● Task description: Scan the entries and copy each line where the word "JSON" is present.

● Material to process:
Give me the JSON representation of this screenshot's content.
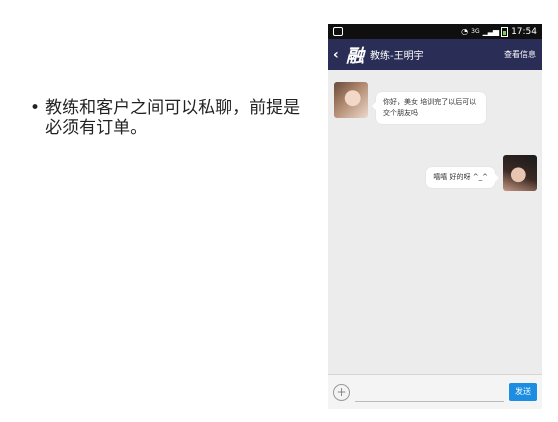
{
  "slide": {
    "bullet": "•",
    "text": "教练和客户之间可以私聊，前提是必须有订单。"
  },
  "status_bar": {
    "notification_icon": "notification-icon",
    "wifi_icon": "wifi-icon",
    "network": "3G",
    "signal_icon": "signal-icon",
    "battery_icon": "battery-icon",
    "time": "17:54"
  },
  "nav": {
    "back_icon": "‹",
    "logo": "融",
    "title": "教练-王明宇",
    "action": "查看信息"
  },
  "messages": [
    {
      "side": "left",
      "text": "你好，美女 培训完了以后可以交个朋友吗"
    },
    {
      "side": "right",
      "text": "嘻嘻 好的呀 ^_^"
    }
  ],
  "input": {
    "add_icon": "+",
    "value": "",
    "send_label": "发送"
  },
  "colors": {
    "nav_bg": "#2a2e56",
    "chat_bg": "#ececec",
    "send_button": "#1c8de0"
  }
}
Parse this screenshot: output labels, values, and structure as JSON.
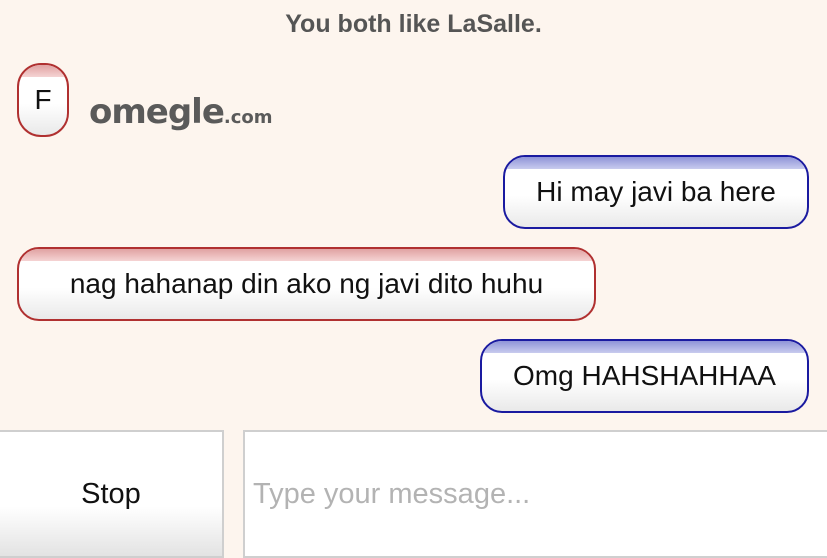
{
  "header": {
    "common_interest": "You both like LaSalle."
  },
  "stranger_avatar": {
    "letter": "F"
  },
  "logo": {
    "main": "omegle",
    "tld": ".com"
  },
  "messages": [
    {
      "from": "you",
      "text": "Hi may javi ba here"
    },
    {
      "from": "stranger",
      "text": "nag hahanap din ako ng javi dito huhu"
    },
    {
      "from": "you",
      "text": "Omg HAHSHAHHAA"
    }
  ],
  "controls": {
    "stop_label": "Stop",
    "message_placeholder": "Type your message..."
  },
  "colors": {
    "background": "#fdf5ee",
    "stranger_border": "#b03030",
    "you_border": "#1a1aa0",
    "placeholder": "#b3b3b3"
  }
}
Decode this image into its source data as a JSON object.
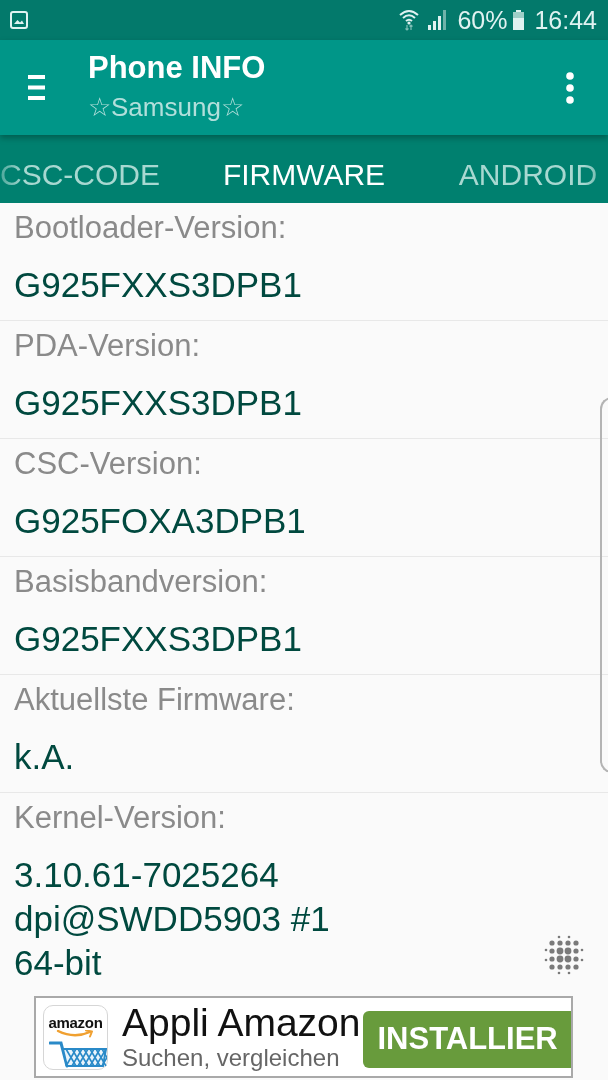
{
  "status_bar": {
    "battery": "60%",
    "time": "16:44"
  },
  "app_bar": {
    "title": "Phone INFO",
    "subtitle": "☆Samsung☆"
  },
  "tabs": [
    {
      "label": "CSC-CODE",
      "selected": false
    },
    {
      "label": "FIRMWARE",
      "selected": true
    },
    {
      "label": "ANDROID",
      "selected": false
    }
  ],
  "rows": [
    {
      "label": "Bootloader-Version:",
      "value": "G925FXXS3DPB1"
    },
    {
      "label": "PDA-Version:",
      "value": "G925FXXS3DPB1"
    },
    {
      "label": "CSC-Version:",
      "value": "G925FOXA3DPB1"
    },
    {
      "label": "Basisbandversion:",
      "value": "G925FXXS3DPB1"
    },
    {
      "label": "Aktuellste Firmware:",
      "value": "k.A."
    },
    {
      "label": "Kernel-Version:",
      "value": "3.10.61-7025264\ndpi@SWDD5903 #1\n64-bit"
    }
  ],
  "ad": {
    "logo_text": "amazon",
    "title": "Appli Amazon",
    "subtitle": "Suchen, vergleichen",
    "button": "INSTALLIER"
  }
}
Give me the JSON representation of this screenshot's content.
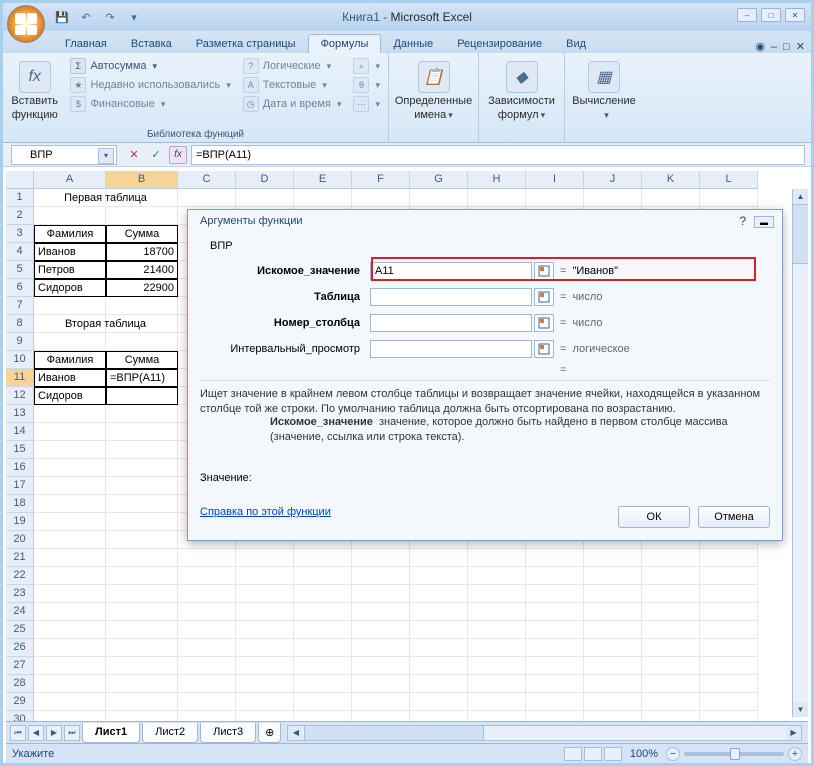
{
  "title_doc": "Книга1",
  "title_app": "Microsoft Excel",
  "qat": {
    "save": "💾",
    "undo": "↶",
    "redo": "↷"
  },
  "tabs": {
    "home": "Главная",
    "insert": "Вставка",
    "layout": "Разметка страницы",
    "formulas": "Формулы",
    "data": "Данные",
    "review": "Рецензирование",
    "view": "Вид"
  },
  "ribbon": {
    "insert_fn_1": "Вставить",
    "insert_fn_2": "функцию",
    "autosum": "Автосумма",
    "recent": "Недавно использовались",
    "financial": "Финансовые",
    "logical": "Логические",
    "text": "Текстовые",
    "datetime": "Дата и время",
    "lib_label": "Библиотека функций",
    "names_1": "Определенные",
    "names_2": "имена",
    "deps_1": "Зависимости",
    "deps_2": "формул",
    "calc": "Вычисление"
  },
  "namebox": "ВПР",
  "formula": "=ВПР(A11)",
  "cols": [
    "A",
    "B",
    "C",
    "D",
    "E",
    "F",
    "G",
    "H",
    "I",
    "J",
    "K",
    "L"
  ],
  "rows": [
    "1",
    "2",
    "3",
    "4",
    "5",
    "6",
    "7",
    "8",
    "9",
    "10",
    "11",
    "12",
    "13",
    "14",
    "15",
    "16",
    "17",
    "18",
    "19",
    "20",
    "21",
    "22",
    "23",
    "24",
    "25",
    "26",
    "27",
    "28",
    "29",
    "30"
  ],
  "cells": {
    "a1": "Первая таблица",
    "a3": "Фамилия",
    "b3": "Сумма",
    "a4": "Иванов",
    "b4": "18700",
    "a5": "Петров",
    "b5": "21400",
    "a6": "Сидоров",
    "b6": "22900",
    "a8": "Вторая таблица",
    "a10": "Фамилия",
    "b10": "Сумма",
    "a11": "Иванов",
    "b11": "=ВПР(A11)",
    "a12": "Сидоров"
  },
  "dialog": {
    "title": "Аргументы функции",
    "func": "ВПР",
    "args": {
      "lookup": "Искомое_значение",
      "table": "Таблица",
      "col": "Номер_столбца",
      "range": "Интервальный_просмотр"
    },
    "vals": {
      "lookup": "A11"
    },
    "results": {
      "lookup": "\"Иванов\"",
      "table": "число",
      "col": "число",
      "range": "логическое"
    },
    "desc": "Ищет значение в крайнем левом столбце таблицы и возвращает значение ячейки, находящейся в указанном столбце той же строки. По умолчанию таблица должна быть отсортирована по возрастанию.",
    "argname": "Искомое_значение",
    "argdesc": "значение, которое должно быть найдено в первом столбце массива (значение, ссылка или строка текста).",
    "value_label": "Значение:",
    "link": "Справка по этой функции",
    "ok": "ОК",
    "cancel": "Отмена"
  },
  "sheets": {
    "s1": "Лист1",
    "s2": "Лист2",
    "s3": "Лист3"
  },
  "status": {
    "mode": "Укажите",
    "zoom": "100%"
  }
}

● Written response:
Give me the JSON representation of this screenshot's content.
Parse this screenshot: output labels, values, and structure as JSON.
Decode this image into its source data as a JSON object.
Give me the JSON representation of this screenshot's content.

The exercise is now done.